Thousands are suffering from water shortages. Residents say protests have brought water distribution to a halt. Fears of the approaching tropical storm have caused some to rush to find water; however, many have been forced to shelter at home due to the rising crime and violence.

The catastrophic flooding in Pakistan has left more than 3 million children in need of immediate life-saving support. That's according to UNICEF, which says the situation is, quote, "beyond bleak."

Now weeks after the extreme flooding, the vast amount of stagnant water presents a new danger: the rapid spread of disease. CNN's Michael Holmes reports.


MICHAEL HOLMES, CNN ANCHOR AND CORRESPONDENT (voice-over): Some people say the nights are the worst in this part of Pakistan. That's when the mosquitoes swarm the relief camp, where families live out in the open.


HOLMES (voice-over): These are desperate people who have lost nearly everything in the recent floods. But the mosquitoes are still out for blood.

One man says, "Every night is like a doomsday for us. The mosquitoes are biting and the children can't sleep because of them."

Officials say hundreds of thousands of people across Pakistan are living without proper shelter, exposed to the elements after catastrophic floods that inundated more than a third of the country.

The water that started the misery now creating a new set of problems.

"There's no drinking water here," this man says. "The children are getting sick."

Daylight brings little relief, temperatures in some areas reaching 40 degrees Celsius. Under the scorching sun, the floodwaters look like an option for cooling down. But they are yet another way of transmitting disease.

One man says, "It's extremely hot. We are swamped with flood water. So we not only swim in this water, we also drink it."

UNICEF says many people in Pakistan are increasingly suffering from malaria, diarrhea, dengue fever and skin conditions as they live alongside the floodwaters, which authorities say may take three to six months to recede.

At a hospital in Karachi, a doctor says one illness in particular is surging. She says dengue is spreading fast these days. Out of every 100 patients, there are 90 suffering from dengue.

UNICEF says women and children in rural areas are particularly vulnerable to disease, with nearly 3.5 million children in need of immediate lifesaving support. But officials say getting medicine and supplies to some areas is still a challenge.
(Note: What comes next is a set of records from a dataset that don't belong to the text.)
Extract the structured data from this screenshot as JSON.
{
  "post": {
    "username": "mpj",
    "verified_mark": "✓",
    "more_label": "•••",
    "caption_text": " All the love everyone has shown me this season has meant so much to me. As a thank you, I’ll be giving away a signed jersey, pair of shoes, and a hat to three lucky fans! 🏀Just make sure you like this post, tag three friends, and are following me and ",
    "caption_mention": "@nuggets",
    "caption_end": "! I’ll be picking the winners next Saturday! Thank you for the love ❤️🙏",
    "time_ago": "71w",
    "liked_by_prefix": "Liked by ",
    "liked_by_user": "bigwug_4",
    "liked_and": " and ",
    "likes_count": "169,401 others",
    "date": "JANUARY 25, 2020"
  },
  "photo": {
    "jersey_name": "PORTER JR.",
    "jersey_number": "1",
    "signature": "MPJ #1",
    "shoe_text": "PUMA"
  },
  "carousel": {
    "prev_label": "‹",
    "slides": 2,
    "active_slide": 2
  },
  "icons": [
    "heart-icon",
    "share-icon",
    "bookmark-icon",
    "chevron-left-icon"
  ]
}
More than 1,500 people have died in these floods, according to the country's national disaster management authority, a number that could get higher if the water, which brought so much death and destruction, continues to kill in a different way -- Michael Holmes, CNN. (END VIDEOTAPE)

BRUNHUBER: We will be back after the break.





BRUNHUBER: You are looking at live pictures from London, where tens of thousands of people continue to wait in a long queue leading to Westminster Hall, hoping to view Queen Elizabeth's coffin before Monday's funeral at Westminster Abbey.

This is the final full day of public viewing and it's been an extraordinary turnout, with an estimated 2 million people expected to pay their respects.

Coverage of the queen's funeral begins Monday here on CNN, it starts at 5:00 am in New York. That's 10:00 in the morning in London.

That wraps this hour of CNN NEWSROOM, I'm Kim Brunhuber. I will be back in just a moment with more news. Please do stay with us.